What are the 13 books of the Bible that Paul wrote in order?
Thus, a traditional New Testament arrangement will list the books as follows: Romans, 1 and 2 Corinthians, Galatians, Ephesians, Philippians, Colossians, 1 and 2 Thessalonians, 1 and 2 Timothy, Titus, Philemon, and Hebrews.
In what order did Paul write his letters?
Most of Paul’s letters fall into two groups: letters to the churches and letters to pastors. 1 Thessalonians 52 A.D. 2 Thessalonians 53 A.D. Galatians 54 A.D. 1 Corinthians 57 A.D. 2 Corinthians 57 A.D. Romans 57 A.D. Colossians 62 A.D. Ephesians 62 A.D. Philippians 62 A.D. Philemon 63 A.D. 1 Timothy 64 A.D.
What are the 14 epistles of Paul?

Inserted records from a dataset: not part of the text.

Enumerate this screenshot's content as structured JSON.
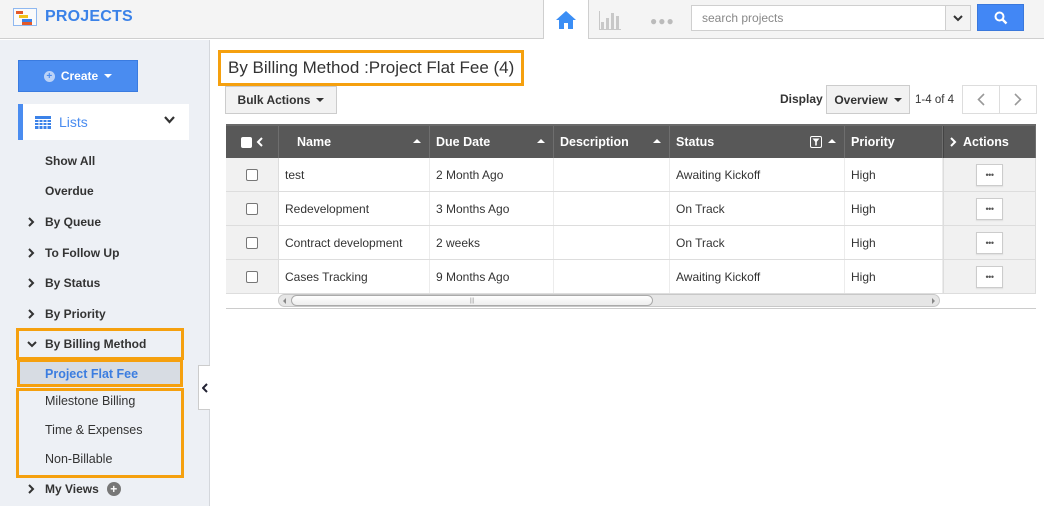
{
  "app": {
    "title": "PROJECTS"
  },
  "topnav": {
    "home_icon": "home-icon",
    "reports_icon": "bar-chart-icon",
    "more_icon": "more-dots-icon",
    "search_placeholder": "search projects",
    "search_value": "",
    "search_button_icon": "search-icon",
    "accent_color": "#4287f5"
  },
  "sidebar": {
    "create_label": "Create",
    "lists_label": "Lists",
    "items": [
      {
        "label": "Show All",
        "type": "plain"
      },
      {
        "label": "Overdue",
        "type": "plain"
      },
      {
        "label": "By Queue",
        "type": "collapsed"
      },
      {
        "label": "To Follow Up",
        "type": "collapsed"
      },
      {
        "label": "By Status",
        "type": "collapsed"
      },
      {
        "label": "By Priority",
        "type": "collapsed"
      },
      {
        "label": "By Billing Method",
        "type": "expanded"
      }
    ],
    "billing_sub_items": [
      {
        "label": "Project Flat Fee",
        "active": true
      },
      {
        "label": "Milestone Billing",
        "active": false
      },
      {
        "label": "Time & Expenses",
        "active": false
      },
      {
        "label": "Non-Billable",
        "active": false
      }
    ],
    "my_views_label": "My Views",
    "highlight_color": "#f5a00e"
  },
  "main": {
    "title": "By Billing Method :Project Flat Fee (4)",
    "bulk_actions_label": "Bulk Actions",
    "display_label": "Display",
    "display_value": "Overview",
    "range_label": "1-4 of 4",
    "table": {
      "columns": [
        "Name",
        "Due Date",
        "Description",
        "Status",
        "Priority",
        "Actions"
      ],
      "rows": [
        {
          "name": "test",
          "due_date": "2 Month Ago",
          "description": "",
          "status": "Awaiting Kickoff",
          "priority": "High"
        },
        {
          "name": "Redevelopment",
          "due_date": "3 Months Ago",
          "description": "",
          "status": "On Track",
          "priority": "High"
        },
        {
          "name": "Contract development",
          "due_date": "2 weeks",
          "description": "",
          "status": "On Track",
          "priority": "High"
        },
        {
          "name": "Cases Tracking",
          "due_date": "9 Months Ago",
          "description": "",
          "status": "Awaiting Kickoff",
          "priority": "High"
        }
      ],
      "row_action_label": "•••"
    }
  }
}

Some conservative Bible scholars teach that there are 14 Epistles or Letters written by St. Paul in the New Testament rather than 13. The 13 are: Romans, 1 Corinthians, 2 Corinthians, Philemon, Galatians, Philippians, 1 Thessalonians, 2 Thessalonians, Ephesians, Colossians, 1 Timothy, 2 Timothy and Titus.
What is the shortest book in the Bible?

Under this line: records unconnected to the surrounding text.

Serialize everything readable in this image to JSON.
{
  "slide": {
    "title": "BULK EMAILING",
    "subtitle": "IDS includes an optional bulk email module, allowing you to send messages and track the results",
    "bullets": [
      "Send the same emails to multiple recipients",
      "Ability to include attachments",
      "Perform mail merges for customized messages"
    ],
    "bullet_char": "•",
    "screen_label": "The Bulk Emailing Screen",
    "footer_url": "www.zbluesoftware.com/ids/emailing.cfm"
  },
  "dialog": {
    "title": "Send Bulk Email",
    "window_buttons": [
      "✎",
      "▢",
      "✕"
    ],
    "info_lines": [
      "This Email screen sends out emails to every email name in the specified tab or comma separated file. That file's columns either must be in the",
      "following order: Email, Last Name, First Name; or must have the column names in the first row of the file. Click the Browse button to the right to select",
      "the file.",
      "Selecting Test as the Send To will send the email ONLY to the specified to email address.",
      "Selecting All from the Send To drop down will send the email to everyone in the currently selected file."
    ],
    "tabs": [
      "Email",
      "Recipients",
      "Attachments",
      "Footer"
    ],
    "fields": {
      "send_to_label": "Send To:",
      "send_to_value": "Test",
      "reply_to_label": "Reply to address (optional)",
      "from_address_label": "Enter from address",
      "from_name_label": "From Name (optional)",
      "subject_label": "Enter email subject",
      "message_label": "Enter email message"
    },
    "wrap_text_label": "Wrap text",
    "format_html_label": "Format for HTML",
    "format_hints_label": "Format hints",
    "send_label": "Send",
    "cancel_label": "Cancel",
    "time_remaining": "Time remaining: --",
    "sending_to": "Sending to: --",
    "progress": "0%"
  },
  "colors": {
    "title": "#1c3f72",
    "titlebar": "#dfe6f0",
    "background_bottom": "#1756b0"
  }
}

The text consists of a single chapter, divided into 21 verses, making it the shortest book in the Hebrew Bible.
Book of Obadiah.
Who wrote Matthew Mark Luke and John?

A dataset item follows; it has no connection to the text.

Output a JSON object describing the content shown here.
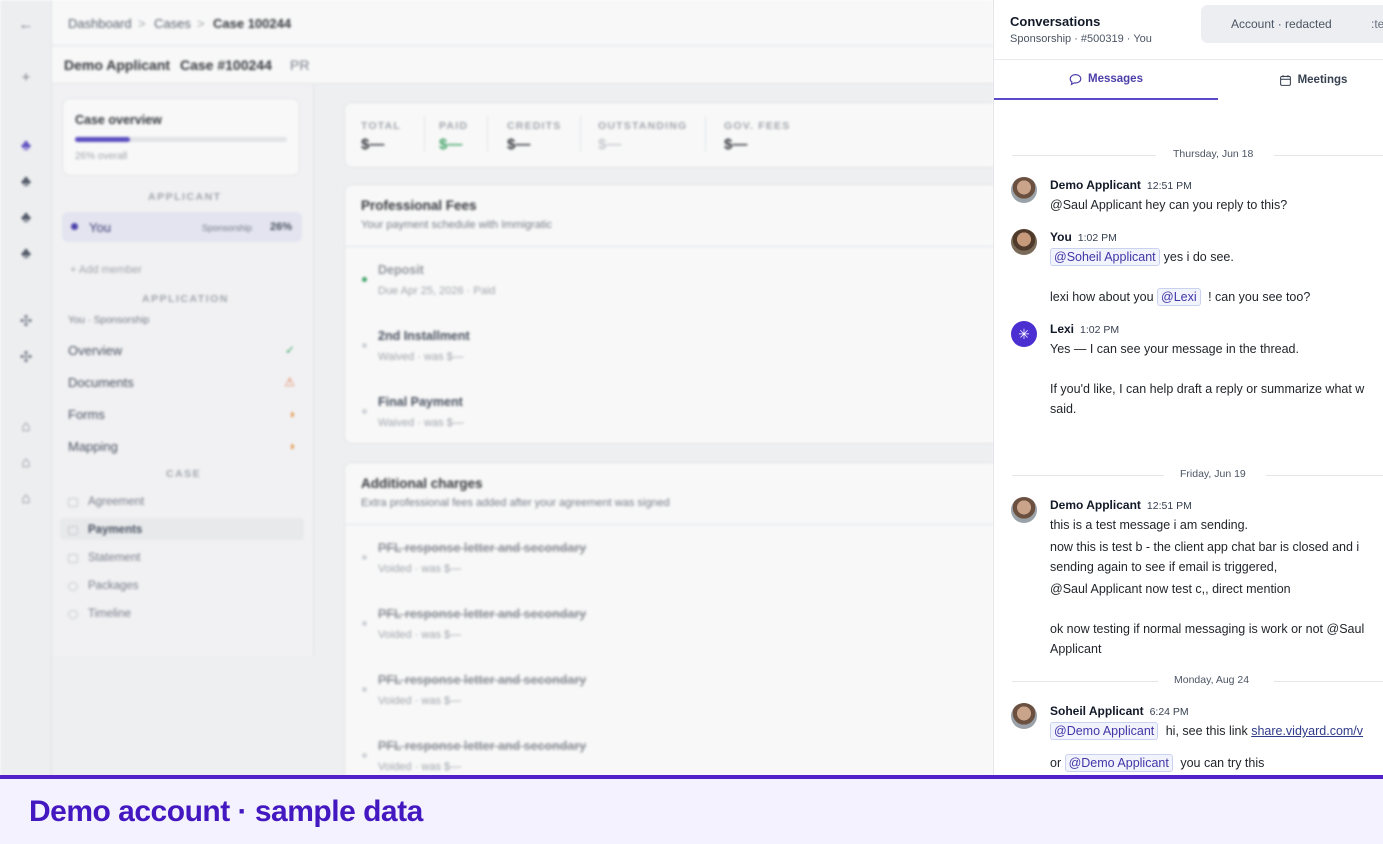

These books are called Matthew, Mark, Luke, and John because they were traditionally thought to have been written by Matthew, a disciple who was a tax collector; John, the “Beloved Disciple” mentioned in the Fourth Gospel; Mark, the secretary of the disciple Peter; and Luke, the traveling companion of Paul.
What are the 13 letters of Paul about?
Name Paul’s 13 letters! Ephesians is more of a “general” epistle. It is a warning to the Gentile Christians not to turn to their old ways. He focuses on the believers being united as one body, with Christ as the head; he focuses on their relationships with one another.
What books did Peter write in the Bible?
Saint Peter, or Simon Peter, is traditionally credited with writing two books of the New Testament. They are I Peter and II Peter. These books are epistles, or letters, written as instructional texts for the laity of the early Christian church.